Unions frequently respond to unfavorable court rulings by allocating more money for recruitment activities and member services, leaving less for campaigns. The NBER study found unions’ political spending was negatively correlated with spending on member services. Teachers unions in Michigan and Wisconsin reported steep declines in political spending following enactment of right-to-work laws.
But unions don’t always need deep pockets to wield significant influence. Take the wave of recent teachers’ strikes in several conservative states that yielded pay raises for educators. Instead of buying costly TV airtime, unions might invest more on grassroots activities, such as in-person canvassing and phone banks. “Where unions have had the greatest political impact,” says Ken Jacobs of the Center for Labor Research and Education at the University of California, Berkeley, “has been in their ability to move their membership to vote and engage in public policy.”
The response of state legislatures to the Janus decision will further determine, at least in part, the amount of influence unions retain.
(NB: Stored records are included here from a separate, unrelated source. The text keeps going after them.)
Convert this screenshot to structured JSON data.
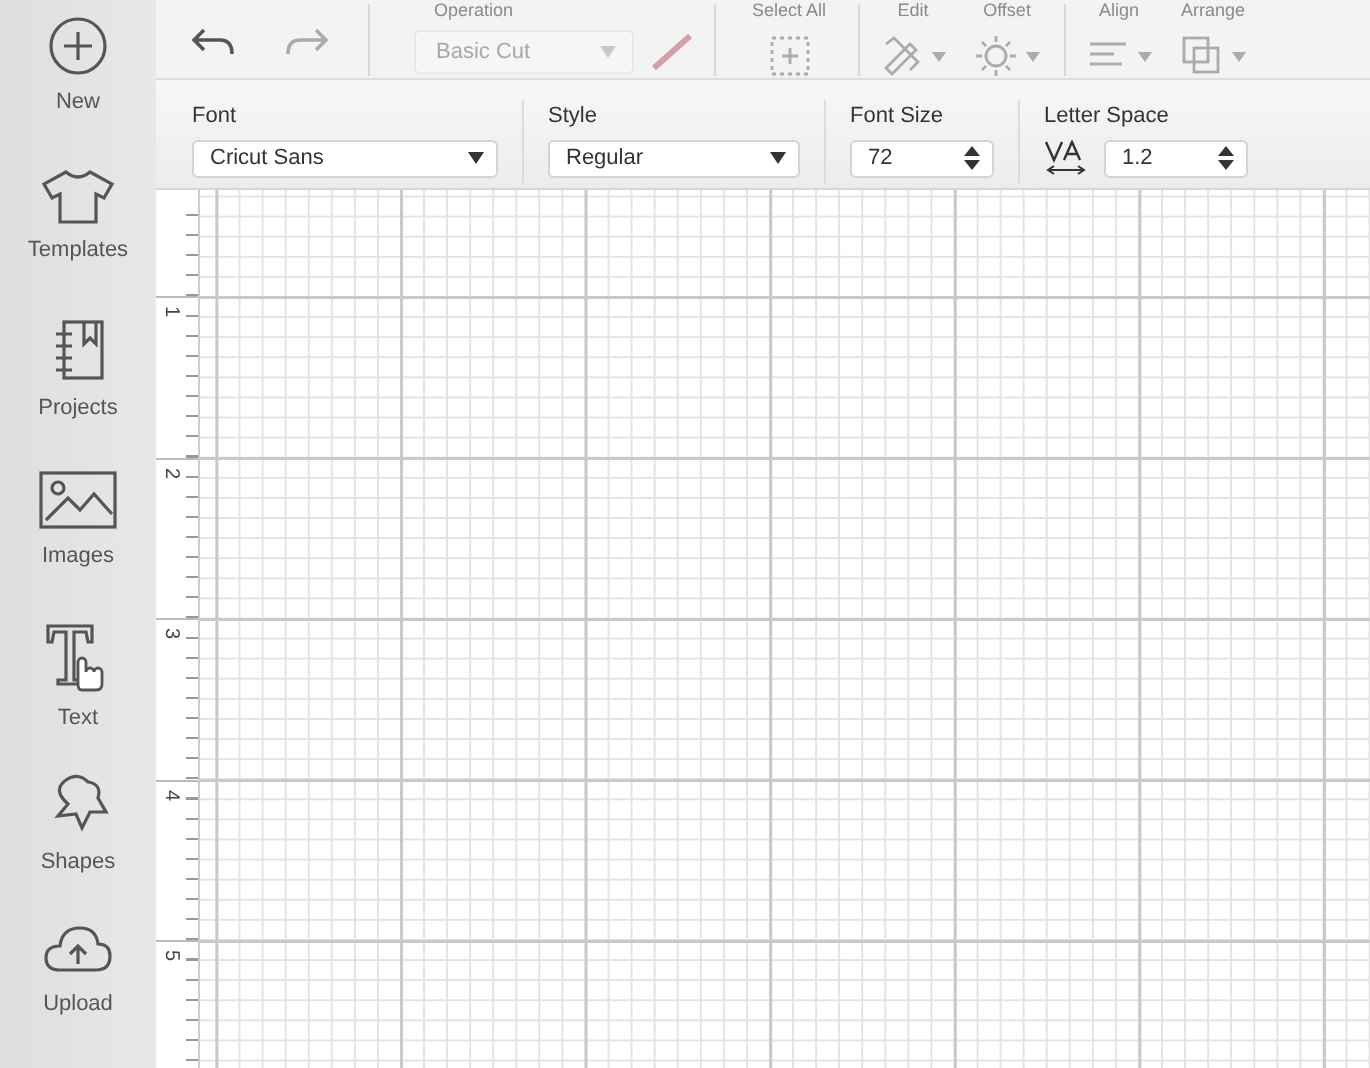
{
  "sidebar": {
    "items": [
      {
        "label": "New",
        "kind": "new"
      },
      {
        "label": "Templates",
        "kind": "templates"
      },
      {
        "label": "Projects",
        "kind": "projects"
      },
      {
        "label": "Images",
        "kind": "images"
      },
      {
        "label": "Text",
        "kind": "text"
      },
      {
        "label": "Shapes",
        "kind": "shapes"
      },
      {
        "label": "Upload",
        "kind": "upload"
      }
    ]
  },
  "toolbar": {
    "history": [
      {
        "kind": "undo",
        "disabled": false
      },
      {
        "kind": "redo",
        "disabled": true
      }
    ],
    "operation": {
      "label": "Operation",
      "value": "Basic Cut",
      "disabled": true
    },
    "tools": [
      {
        "label": "Select All",
        "kind": "select-all",
        "disabled": true
      },
      {
        "label": "Edit",
        "kind": "edit",
        "disabled": true
      },
      {
        "label": "Offset",
        "kind": "offset",
        "disabled": true
      },
      {
        "label": "Align",
        "kind": "align",
        "disabled": true
      },
      {
        "label": "Arrange",
        "kind": "arrange",
        "disabled": true
      }
    ]
  },
  "text_panel": {
    "font": {
      "label": "Font",
      "value": "Cricut Sans"
    },
    "style": {
      "label": "Style",
      "value": "Regular"
    },
    "font_size": {
      "label": "Font Size",
      "value": "72"
    },
    "letter_space": {
      "label": "Letter Space",
      "value": "1.2"
    }
  },
  "ruler": {
    "marks": [
      "1",
      "2",
      "3",
      "4",
      "5"
    ]
  }
}
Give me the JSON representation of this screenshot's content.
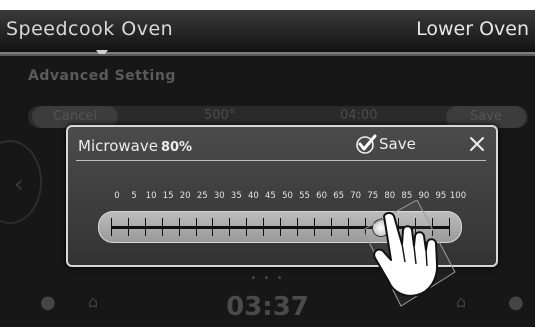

California lawmakers recently passed one measure ensuring that unions could meet with new hires to discuss the benefits of membership, and an additional measure restricting how public employers communicate to employees the advantages and disadvantages of unions. Several other states controlled by Democrats have approved or are considering various measures designed to mitigate the effects of the Supreme Court decision.
At the same time, conservative groups backed by the billionaire Koch brothers and other corporate interests are ramping up outreach efforts in California and other states encouraging workers to drop their union membership. “We’re going to see quite a bit of trench warfare in the coming years,” Jacobs says.
If there’s one key difference between the Janus decision and right-to-work laws, it’s that public-sector unions have had years to prepare for the court ruling. Education Minnesota, with about 90,000 teachers and administrators, has conducted conversations with members about what they want from the union. “We anticipated Janus and knew that now, more than ever, we were going to need to amplify the voices of educators,” says Denise Specht, the union’s president.
Union leaders learned, for example, that many teachers were struggling to pay off student loan debt, so they started a training initiative on loan forgiveness programs and budgeting expenses. Since January 2016, the union has organized 23 new locals. “We are finding more and more people signing up to be political advocates at the workplace or in their neighborhoods because they know what the 2018 election means,” Specht says.
In a 2014 precursor to the Janus case, Harris v. Quinn, the Supreme Court ruled that unions couldn’t collect agency fees from quasi-public employees who weren’t members. Unions representing home care workers responded by strengthening ties with their membership. The United Domestic Workers of America, which represents mostly low-income caregivers, reports its dues-paying membership initially dropped from 68,000 to 48,000 following the ruling, but has since rebounded to about 75,000.
In solidly blue California, Jacobs doesn’t expect a big short-term impact on the participation of public-sector unions in politics, but labor’s role in the long run remains an open question. “We could see a lot more where public policy influence comes through both engagement of members and engagement of the community,” he says, “because that’s what unions will have to do to maintain their membership. They could come out stronger in the end.”